On a hearing to determine whether a confession was made voluntarily or as the result of fear, the burden of proof is upon the prosecution. (People v. Holick, 337 Ill. 333.) We have repeatedly held that a court is warranted in excluding a confession unless all of the police officers engaged or present at the sweating of the accused are called as witnesses, and that the court has no right to disregard the testimony of the accused, showing that a confession was forced by threats and physical violence, without á specific denial of the facts to which he testified. People v. Holick, 337 Ill. 333; People v. Spranger, 314 Ill. 602; People v. Sweeney, 304 Ill. 502; People v. Rogers, 303 Ill. 578.

The general rule is that unless voluntarily made a confession cannot be admitted in evidence. (People v. Buck-minster, 274 Ill. 435.) A confession is not voluntary where any degree of influence amounting to duress is used to obtain it by those having authority over the person of the accused, and a confession so obtained must be excluded because the law cannot measure the effect of such influence.

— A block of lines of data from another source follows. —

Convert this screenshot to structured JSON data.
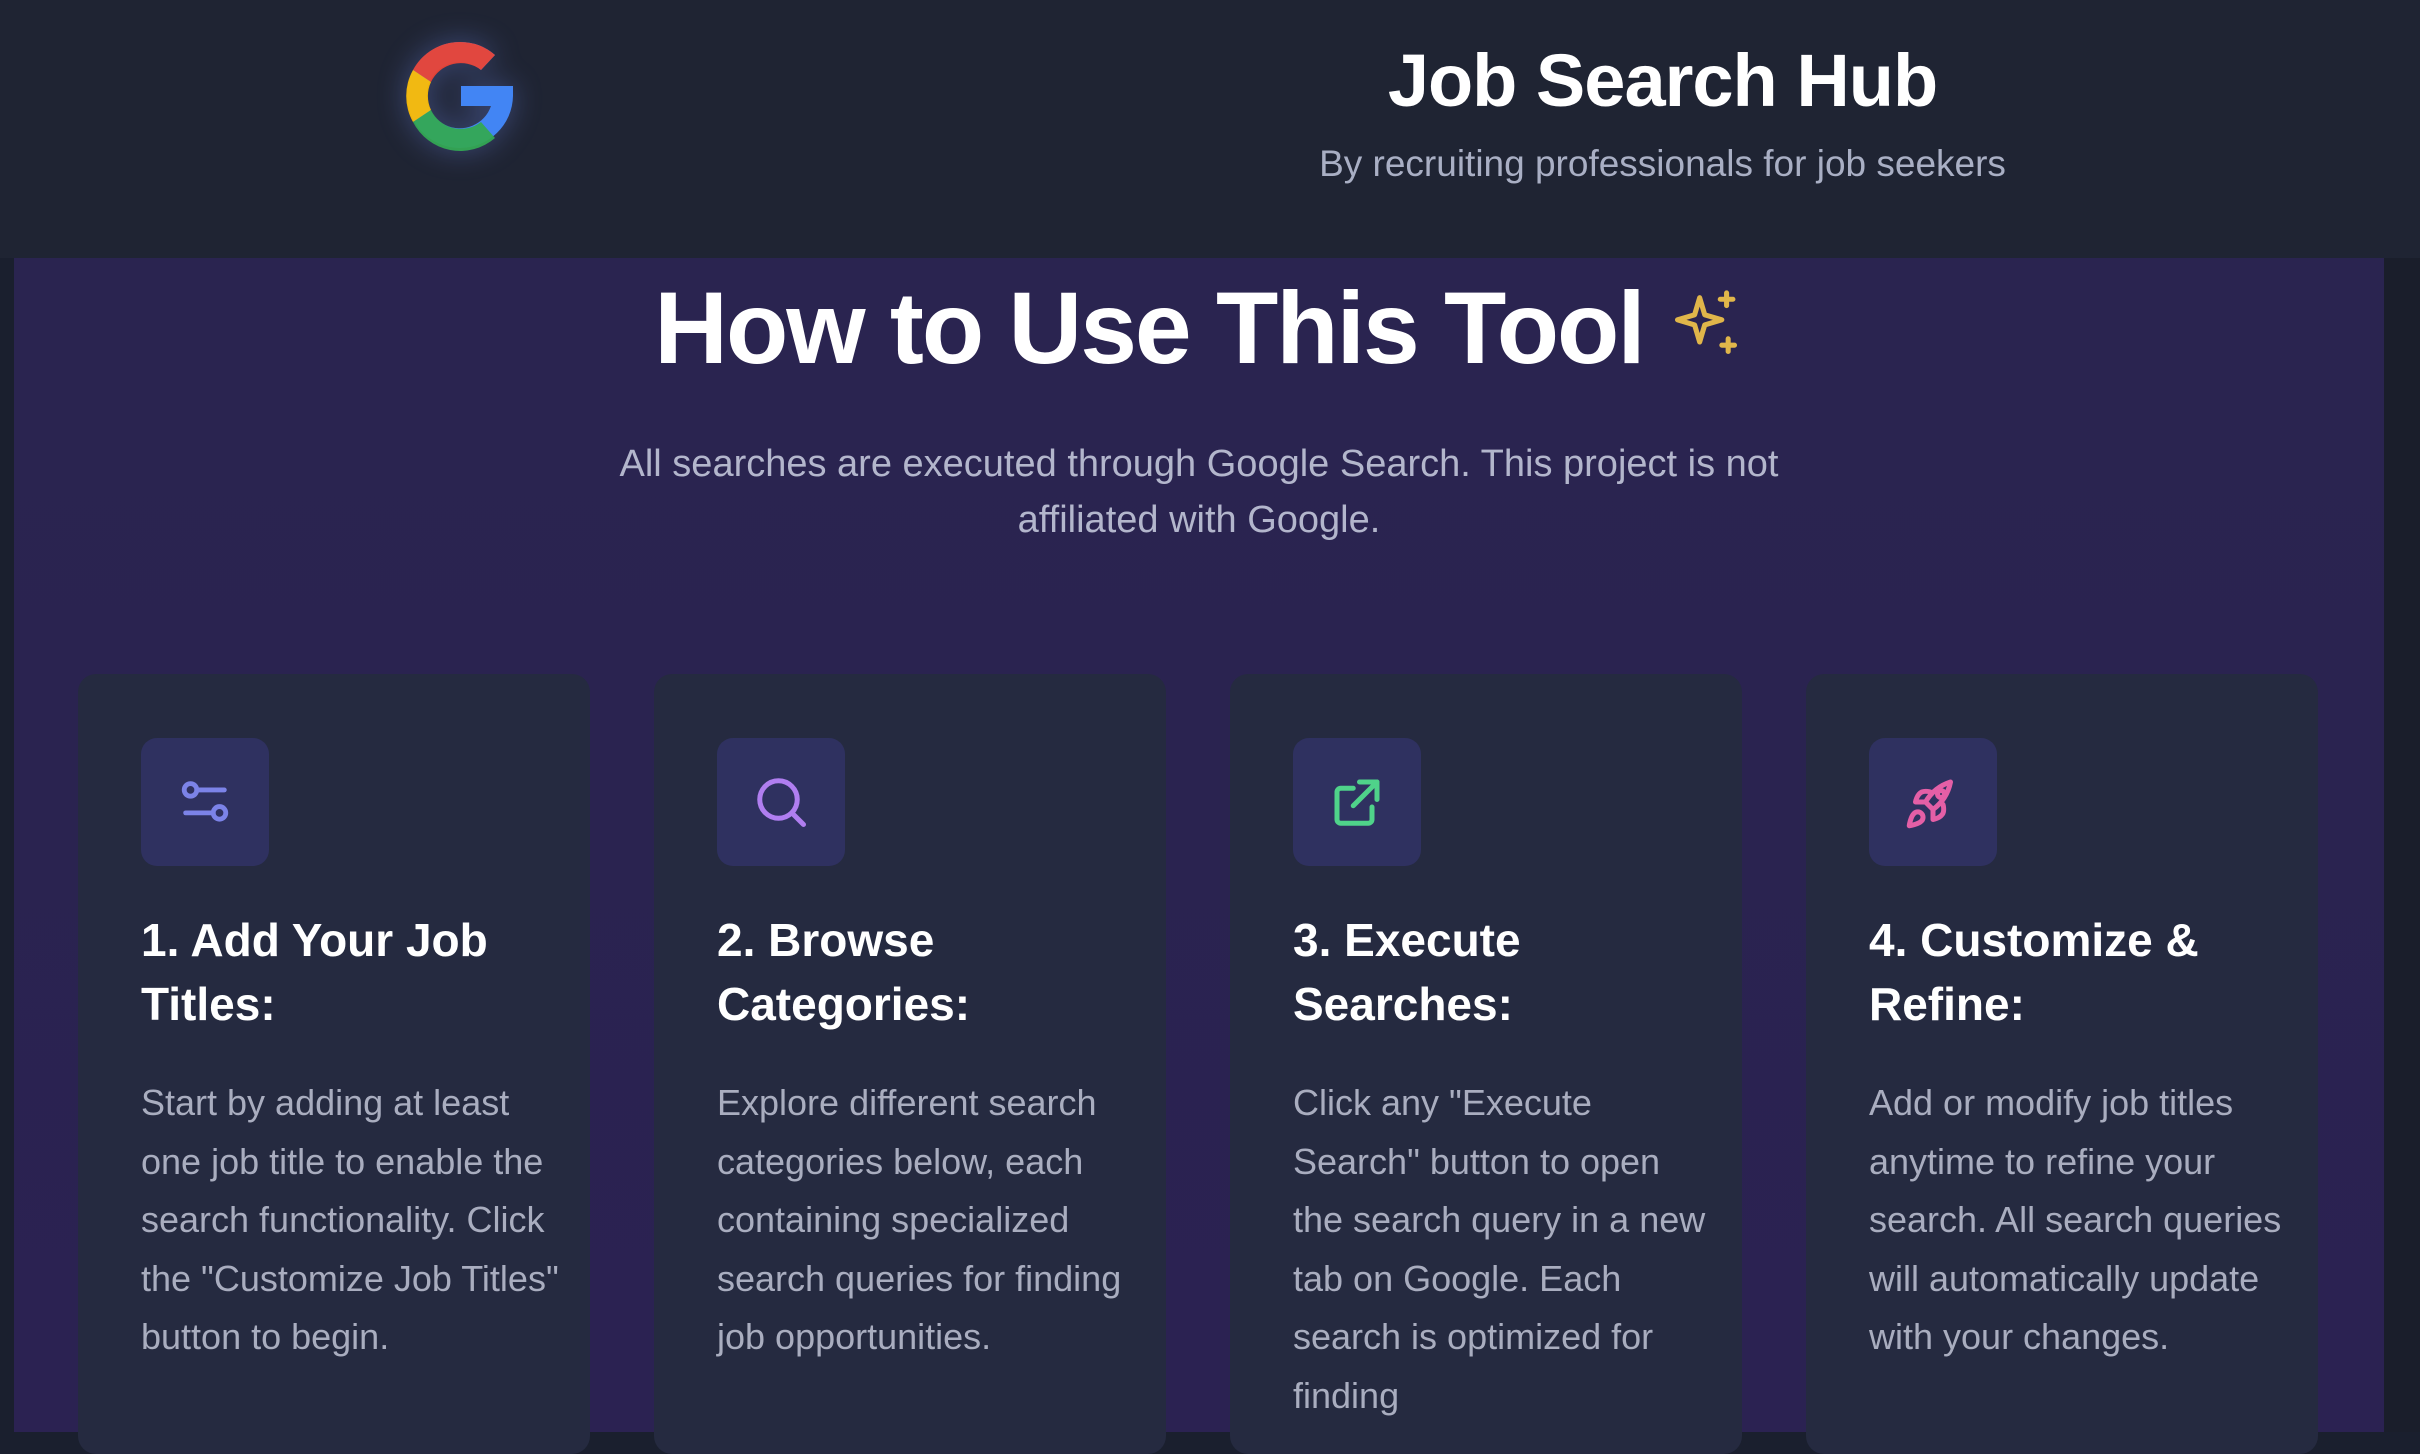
{
  "header": {
    "logo_icon": "google-g-logo-icon",
    "title": "Job Search Hub",
    "subtitle": "By recruiting professionals for job seekers"
  },
  "hero": {
    "title": "How to Use This Tool",
    "title_icon": "sparkles-icon",
    "description": "All searches are executed through Google Search. This project is not affiliated with Google."
  },
  "steps": [
    {
      "icon": "sliders-icon",
      "icon_color": "#7c83e8",
      "title": "1. Add Your Job Titles:",
      "text": "Start by adding at least one job title to enable the search functionality. Click the \"Customize Job Titles\" button to begin."
    },
    {
      "icon": "search-icon",
      "icon_color": "#b07ef0",
      "title": "2. Browse Categories:",
      "text": "Explore different search categories below, each containing specialized search queries for finding job opportunities."
    },
    {
      "icon": "external-link-icon",
      "icon_color": "#4fd38a",
      "title": "3. Execute Searches:",
      "text": "Click any \"Execute Search\" button to open the search query in a new tab on Google. Each search is optimized for finding"
    },
    {
      "icon": "rocket-icon",
      "icon_color": "#e45fa6",
      "title": "4. Customize & Refine:",
      "text": "Add or modify job titles anytime to refine your search. All search queries will automatically update with your changes."
    }
  ],
  "colors": {
    "header_bg": "#1f2433",
    "main_bg": "#2a2450",
    "card_bg": "#252a40",
    "icon_box_bg": "#2f3160",
    "sparkle": "#e0b64a"
  }
}
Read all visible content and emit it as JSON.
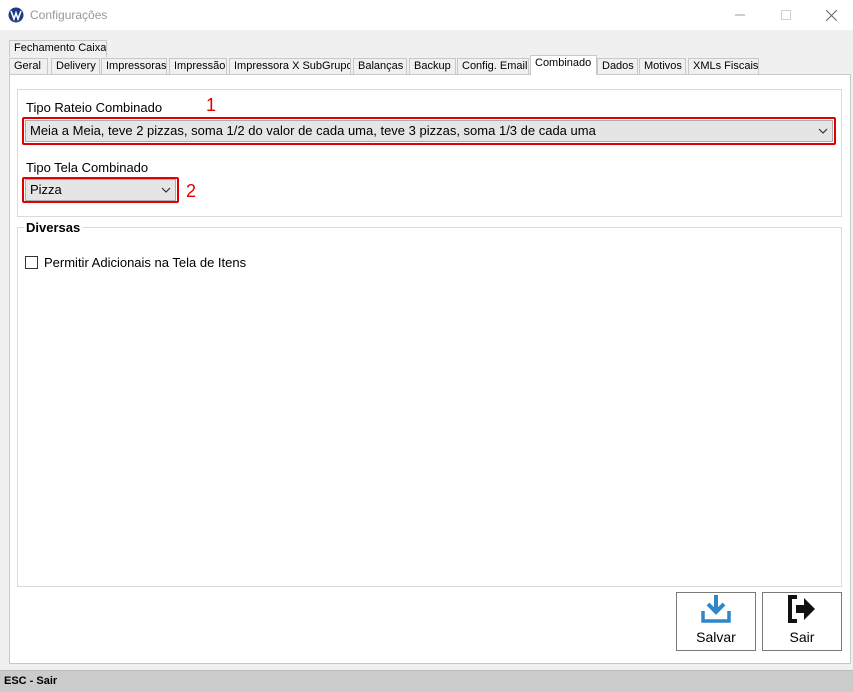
{
  "window": {
    "title": "Configurações",
    "minimize": "—",
    "maximize": "☐",
    "close": "✕"
  },
  "tabs": {
    "top_row": [
      "Fechamento Caixa"
    ],
    "bottom_row": [
      "Geral",
      "Delivery",
      "Impressoras",
      "Impressão",
      "Impressora X SubGrupo",
      "Balanças",
      "Backup",
      "Config. Email",
      "Combinado",
      "Dados",
      "Motivos",
      "XMLs Fiscais"
    ],
    "active": "Combinado"
  },
  "combinado": {
    "rateio_label": "Tipo Rateio Combinado",
    "rateio_value": "Meia a Meia, teve 2 pizzas, soma 1/2 do valor de cada uma, teve 3 pizzas, soma 1/3 de cada uma",
    "tela_label": "Tipo Tela Combinado",
    "tela_value": "Pizza",
    "marker_1": "1",
    "marker_2": "2"
  },
  "diversas": {
    "title": "Diversas",
    "permitir_adicionais": "Permitir Adicionais na Tela de Itens",
    "permitir_adicionais_checked": false
  },
  "buttons": {
    "salvar": "Salvar",
    "sair": "Sair",
    "salvar_icon": "download-icon",
    "sair_icon": "exit-arrow-icon",
    "icon_color": "#2e87c8"
  },
  "status": {
    "text": "ESC - Sair"
  }
}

People v. Heide, 302 Ill. 624; Robinson v. People, 159 Ill. 115; Miller v. People, 39 Ill. 457.

Without the confession statements of the defendants in evidence, the case would have been very close on the facts. There was no specific denial of the several acts of mistreatment of Davis and no excuse is shown as to why the other officers implicated were not called. The statement of Van Meter was made under a belief that he would be shown leniency. He said it was made under that belief and was untrue insofar as Davis was implicated in the crime. If his testimony as to the falsity of his confession *272concerning Davis is true, then Davis had no part in the crime. If it is not true, then his testimony that implicates Davis in the crime is not worthy of belief. Confessions obtained through either hope or fear are not properly admissible, as they are not voluntarily made. People v. Goldblatt, 383 Ill. 176; People v. Frugoli, 334 Ill. 324.

Under the facts and circumstances presented by this record, it was error as against Davis to admit in evidence these signed statements. In our opinion, plaintiff in error did not receive the fair and impartial trial to which he was entitled under the law.

The judgment of the criminal court is therefore reversed and the cause remanded for a new trial.

Reversed and remanded.